Task prompt: In your answer, print every record exactly as it is written.

--------

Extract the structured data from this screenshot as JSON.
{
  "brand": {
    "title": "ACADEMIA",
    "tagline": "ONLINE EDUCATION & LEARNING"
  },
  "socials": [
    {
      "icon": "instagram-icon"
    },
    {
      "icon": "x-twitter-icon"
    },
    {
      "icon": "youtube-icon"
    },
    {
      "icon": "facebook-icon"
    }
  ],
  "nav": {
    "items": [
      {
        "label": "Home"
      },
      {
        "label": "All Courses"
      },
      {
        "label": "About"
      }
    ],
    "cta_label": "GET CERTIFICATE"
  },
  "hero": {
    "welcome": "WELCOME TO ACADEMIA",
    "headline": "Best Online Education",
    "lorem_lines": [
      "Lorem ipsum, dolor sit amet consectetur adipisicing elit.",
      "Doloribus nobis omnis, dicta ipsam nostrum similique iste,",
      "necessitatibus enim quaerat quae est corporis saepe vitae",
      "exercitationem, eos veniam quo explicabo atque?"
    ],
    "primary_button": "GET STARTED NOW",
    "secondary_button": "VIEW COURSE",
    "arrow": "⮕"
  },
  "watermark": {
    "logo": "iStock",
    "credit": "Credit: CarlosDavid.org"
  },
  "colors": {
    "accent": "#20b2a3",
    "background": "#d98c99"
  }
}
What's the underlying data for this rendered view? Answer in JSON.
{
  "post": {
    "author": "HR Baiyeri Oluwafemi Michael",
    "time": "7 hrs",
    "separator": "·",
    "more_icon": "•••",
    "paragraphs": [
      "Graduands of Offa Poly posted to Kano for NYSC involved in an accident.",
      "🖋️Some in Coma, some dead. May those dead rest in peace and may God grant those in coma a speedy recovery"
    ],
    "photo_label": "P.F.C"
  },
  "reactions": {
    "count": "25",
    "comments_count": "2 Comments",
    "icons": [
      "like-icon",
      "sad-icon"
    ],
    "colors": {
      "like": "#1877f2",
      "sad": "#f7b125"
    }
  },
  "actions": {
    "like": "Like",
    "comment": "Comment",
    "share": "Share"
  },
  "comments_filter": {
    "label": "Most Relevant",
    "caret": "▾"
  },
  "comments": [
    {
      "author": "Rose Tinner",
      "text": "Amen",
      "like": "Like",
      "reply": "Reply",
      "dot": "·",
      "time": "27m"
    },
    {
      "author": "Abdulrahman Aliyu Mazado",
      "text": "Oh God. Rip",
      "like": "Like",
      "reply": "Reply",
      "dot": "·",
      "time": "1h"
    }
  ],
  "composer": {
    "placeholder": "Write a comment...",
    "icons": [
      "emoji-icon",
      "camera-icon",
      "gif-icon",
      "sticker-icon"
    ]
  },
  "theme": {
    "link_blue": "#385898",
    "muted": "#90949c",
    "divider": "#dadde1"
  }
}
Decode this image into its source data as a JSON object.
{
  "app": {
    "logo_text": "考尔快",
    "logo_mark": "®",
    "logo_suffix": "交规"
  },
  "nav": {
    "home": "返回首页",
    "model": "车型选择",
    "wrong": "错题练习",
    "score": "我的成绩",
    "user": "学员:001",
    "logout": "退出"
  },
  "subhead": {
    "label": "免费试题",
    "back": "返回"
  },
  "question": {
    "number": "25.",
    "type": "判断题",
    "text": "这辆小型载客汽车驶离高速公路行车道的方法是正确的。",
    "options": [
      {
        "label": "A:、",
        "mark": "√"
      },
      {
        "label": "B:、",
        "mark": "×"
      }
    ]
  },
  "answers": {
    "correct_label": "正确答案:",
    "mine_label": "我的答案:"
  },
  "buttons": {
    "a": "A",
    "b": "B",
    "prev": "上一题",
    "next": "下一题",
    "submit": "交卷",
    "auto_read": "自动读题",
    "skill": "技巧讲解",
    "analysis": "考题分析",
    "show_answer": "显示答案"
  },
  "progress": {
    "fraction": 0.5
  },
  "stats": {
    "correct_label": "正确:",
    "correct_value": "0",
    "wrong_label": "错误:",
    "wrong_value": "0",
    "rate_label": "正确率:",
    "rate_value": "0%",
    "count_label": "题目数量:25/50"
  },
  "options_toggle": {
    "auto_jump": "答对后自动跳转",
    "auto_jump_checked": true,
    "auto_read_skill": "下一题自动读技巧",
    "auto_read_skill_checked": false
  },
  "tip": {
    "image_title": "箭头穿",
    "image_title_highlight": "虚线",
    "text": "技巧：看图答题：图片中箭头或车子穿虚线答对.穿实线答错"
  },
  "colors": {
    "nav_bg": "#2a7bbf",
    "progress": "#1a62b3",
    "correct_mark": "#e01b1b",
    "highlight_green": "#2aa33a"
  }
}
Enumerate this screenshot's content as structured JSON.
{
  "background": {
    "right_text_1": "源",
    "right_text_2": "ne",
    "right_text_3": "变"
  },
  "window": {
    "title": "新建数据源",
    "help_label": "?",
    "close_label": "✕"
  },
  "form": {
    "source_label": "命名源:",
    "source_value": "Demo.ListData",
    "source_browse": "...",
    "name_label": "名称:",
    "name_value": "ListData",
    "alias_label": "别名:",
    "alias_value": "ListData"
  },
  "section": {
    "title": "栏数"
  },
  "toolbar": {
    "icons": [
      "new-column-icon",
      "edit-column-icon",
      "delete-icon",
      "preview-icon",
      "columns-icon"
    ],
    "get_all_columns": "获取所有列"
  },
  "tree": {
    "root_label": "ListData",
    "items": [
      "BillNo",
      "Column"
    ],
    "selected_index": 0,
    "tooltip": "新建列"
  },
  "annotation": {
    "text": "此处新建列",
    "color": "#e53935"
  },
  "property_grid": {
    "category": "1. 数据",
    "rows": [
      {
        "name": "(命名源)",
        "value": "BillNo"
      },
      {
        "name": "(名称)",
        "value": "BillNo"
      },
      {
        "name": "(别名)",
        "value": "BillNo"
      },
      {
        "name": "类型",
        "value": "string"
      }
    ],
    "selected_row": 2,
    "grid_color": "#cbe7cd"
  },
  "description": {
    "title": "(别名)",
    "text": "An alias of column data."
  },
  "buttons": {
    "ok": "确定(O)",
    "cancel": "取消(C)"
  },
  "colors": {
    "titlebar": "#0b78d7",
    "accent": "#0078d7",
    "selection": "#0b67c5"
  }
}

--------

Response for this exercise:
Extract the structured data from this screenshot as JSON.
{
  "brand": {
    "title": "ACADEMIA",
    "tagline": "ONLINE EDUCATION & LEARNING"
  },
  "socials": [
    {
      "icon": "instagram-icon"
    },
    {
      "icon": "x-twitter-icon"
    },
    {
      "icon": "youtube-icon"
    },
    {
      "icon": "facebook-icon"
    }
  ],
  "nav": {
    "items": [
      {
        "label": "Home"
      },
      {
        "label": "All Courses"
      },
      {
        "label": "About"
      }
    ],
    "cta_label": "GET CERTIFICATE"
  },
  "hero": {
    "welcome": "WELCOME TO ACADEMIA",
    "headline": "Best Online Education",
    "lorem_lines": [
      "Lorem ipsum, dolor sit amet consectetur adipisicing elit.",
      "Doloribus nobis omnis, dicta ipsam nostrum similique iste,",
      "necessitatibus enim quaerat quae est corporis saepe vitae",
      "exercitationem, eos veniam quo explicabo atque?"
    ],
    "primary_button": "GET STARTED NOW",
    "secondary_button": "VIEW COURSE",
    "arrow": "⮕"
  },
  "watermark": {
    "logo": "iStock",
    "credit": "Credit: CarlosDavid.org"
  },
  "colors": {
    "accent": "#20b2a3",
    "background": "#d98c99"
  }
}
What's the underlying data for this rendered view? Answer in JSON.
{
  "post": {
    "author": "HR Baiyeri Oluwafemi Michael",
    "time": "7 hrs",
    "separator": "·",
    "more_icon": "•••",
    "paragraphs": [
      "Graduands of Offa Poly posted to Kano for NYSC involved in an accident.",
      "🖋️Some in Coma, some dead. May those dead rest in peace and may God grant those in coma a speedy recovery"
    ],
    "photo_label": "P.F.C"
  },
  "reactions": {
    "count": "25",
    "comments_count": "2 Comments",
    "icons": [
      "like-icon",
      "sad-icon"
    ],
    "colors": {
      "like": "#1877f2",
      "sad": "#f7b125"
    }
  },
  "actions": {
    "like": "Like",
    "comment": "Comment",
    "share": "Share"
  },
  "comments_filter": {
    "label": "Most Relevant",
    "caret": "▾"
  },
  "comments": [
    {
      "author": "Rose Tinner",
      "text": "Amen",
      "like": "Like",
      "reply": "Reply",
      "dot": "·",
      "time": "27m"
    },
    {
      "author": "Abdulrahman Aliyu Mazado",
      "text": "Oh God. Rip",
      "like": "Like",
      "reply": "Reply",
      "dot": "·",
      "time": "1h"
    }
  ],
  "composer": {
    "placeholder": "Write a comment...",
    "icons": [
      "emoji-icon",
      "camera-icon",
      "gif-icon",
      "sticker-icon"
    ]
  },
  "theme": {
    "link_blue": "#385898",
    "muted": "#90949c",
    "divider": "#dadde1"
  }
}
Decode this image into its source data as a JSON object.
{
  "app": {
    "logo_text": "考尔快",
    "logo_mark": "®",
    "logo_suffix": "交规"
  },
  "nav": {
    "home": "返回首页",
    "model": "车型选择",
    "wrong": "错题练习",
    "score": "我的成绩",
    "user": "学员:001",
    "logout": "退出"
  },
  "subhead": {
    "label": "免费试题",
    "back": "返回"
  },
  "question": {
    "number": "25.",
    "type": "判断题",
    "text": "这辆小型载客汽车驶离高速公路行车道的方法是正确的。",
    "options": [
      {
        "label": "A:、",
        "mark": "√"
      },
      {
        "label": "B:、",
        "mark": "×"
      }
    ]
  },
  "answers": {
    "correct_label": "正确答案:",
    "mine_label": "我的答案:"
  },
  "buttons": {
    "a": "A",
    "b": "B",
    "prev": "上一题",
    "next": "下一题",
    "submit": "交卷",
    "auto_read": "自动读题",
    "skill": "技巧讲解",
    "analysis": "考题分析",
    "show_answer": "显示答案"
  },
  "progress": {
    "fraction": 0.5
  },
  "stats": {
    "correct_label": "正确:",
    "correct_value": "0",
    "wrong_label": "错误:",
    "wrong_value": "0",
    "rate_label": "正确率:",
    "rate_value": "0%",
    "count_label": "题目数量:25/50"
  },
  "options_toggle": {
    "auto_jump": "答对后自动跳转",
    "auto_jump_checked": true,
    "auto_read_skill": "下一题自动读技巧",
    "auto_read_skill_checked": false
  },
  "tip": {
    "image_title": "箭头穿",
    "image_title_highlight": "虚线",
    "text": "技巧：看图答题：图片中箭头或车子穿虚线答对.穿实线答错"
  },
  "colors": {
    "nav_bg": "#2a7bbf",
    "progress": "#1a62b3",
    "correct_mark": "#e01b1b",
    "highlight_green": "#2aa33a"
  }
}
Enumerate this screenshot's content as structured JSON.
{
  "background": {
    "right_text_1": "源",
    "right_text_2": "ne",
    "right_text_3": "变"
  },
  "window": {
    "title": "新建数据源",
    "help_label": "?",
    "close_label": "✕"
  },
  "form": {
    "source_label": "命名源:",
    "source_value": "Demo.ListData",
    "source_browse": "...",
    "name_label": "名称:",
    "name_value": "ListData",
    "alias_label": "别名:",
    "alias_value": "ListData"
  },
  "section": {
    "title": "栏数"
  },
  "toolbar": {
    "icons": [
      "new-column-icon",
      "edit-column-icon",
      "delete-icon",
      "preview-icon",
      "columns-icon"
    ],
    "get_all_columns": "获取所有列"
  },
  "tree": {
    "root_label": "ListData",
    "items": [
      "BillNo",
      "Column"
    ],
    "selected_index": 0,
    "tooltip": "新建列"
  },
  "annotation": {
    "text": "此处新建列",
    "color": "#e53935"
  },
  "property_grid": {
    "category": "1. 数据",
    "rows": [
      {
        "name": "(命名源)",
        "value": "BillNo"
      },
      {
        "name": "(名称)",
        "value": "BillNo"
      },
      {
        "name": "(别名)",
        "value": "BillNo"
      },
      {
        "name": "类型",
        "value": "string"
      }
    ],
    "selected_row": 2,
    "grid_color": "#cbe7cd"
  },
  "description": {
    "title": "(别名)",
    "text": "An alias of column data."
  },
  "buttons": {
    "ok": "确定(O)",
    "cancel": "取消(C)"
  },
  "colors": {
    "titlebar": "#0b78d7",
    "accent": "#0078d7",
    "selection": "#0b67c5"
  }
}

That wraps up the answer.